Drop the pictures, then extract the listing word for word.

-*-

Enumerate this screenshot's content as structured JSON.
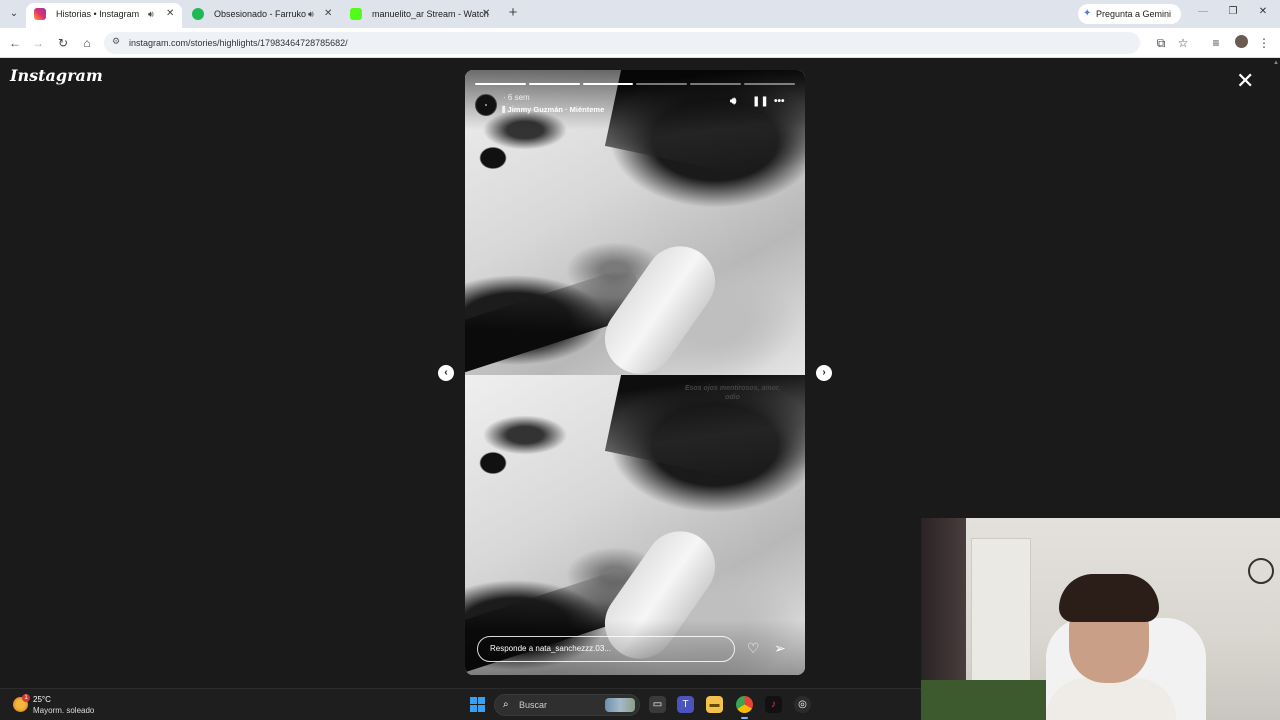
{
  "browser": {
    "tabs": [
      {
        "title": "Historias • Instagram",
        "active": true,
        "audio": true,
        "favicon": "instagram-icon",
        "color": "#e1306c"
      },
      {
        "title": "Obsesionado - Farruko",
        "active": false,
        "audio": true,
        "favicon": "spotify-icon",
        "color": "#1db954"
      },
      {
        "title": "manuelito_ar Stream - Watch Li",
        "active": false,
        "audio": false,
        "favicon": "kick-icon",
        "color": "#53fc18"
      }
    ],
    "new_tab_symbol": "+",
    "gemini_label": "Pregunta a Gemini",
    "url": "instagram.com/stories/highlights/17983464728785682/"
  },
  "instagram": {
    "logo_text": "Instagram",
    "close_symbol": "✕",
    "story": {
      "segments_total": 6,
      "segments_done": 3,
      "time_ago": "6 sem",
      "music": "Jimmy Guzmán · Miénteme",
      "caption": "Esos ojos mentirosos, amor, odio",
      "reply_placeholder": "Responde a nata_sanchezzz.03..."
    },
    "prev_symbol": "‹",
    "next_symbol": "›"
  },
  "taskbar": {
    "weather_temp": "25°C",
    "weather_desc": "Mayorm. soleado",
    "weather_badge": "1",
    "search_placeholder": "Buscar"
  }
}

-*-

Result for this task:
Enumerate this screenshot's content as structured JSON.
{
  "browser": {
    "tabs": [
      {
        "title": "Historias • Instagram",
        "active": true,
        "audio": true,
        "favicon": "instagram-icon",
        "color": "#e1306c"
      },
      {
        "title": "Obsesionado - Farruko",
        "active": false,
        "audio": true,
        "favicon": "spotify-icon",
        "color": "#1db954"
      },
      {
        "title": "manuelito_ar Stream - Watch Li",
        "active": false,
        "audio": false,
        "favicon": "kick-icon",
        "color": "#53fc18"
      }
    ],
    "new_tab_symbol": "+",
    "gemini_label": "Pregunta a Gemini",
    "url": "instagram.com/stories/highlights/17983464728785682/"
  },
  "instagram": {
    "logo_text": "Instagram",
    "close_symbol": "✕",
    "story": {
      "segments_total": 6,
      "segments_done": 3,
      "time_ago": "6 sem",
      "music": "Jimmy Guzmán · Miénteme",
      "caption": "Esos ojos mentirosos, amor, odio",
      "reply_placeholder": "Responde a nata_sanchezzz.03..."
    },
    "prev_symbol": "‹",
    "next_symbol": "›"
  },
  "taskbar": {
    "weather_temp": "25°C",
    "weather_desc": "Mayorm. soleado",
    "weather_badge": "1",
    "search_placeholder": "Buscar"
  }
}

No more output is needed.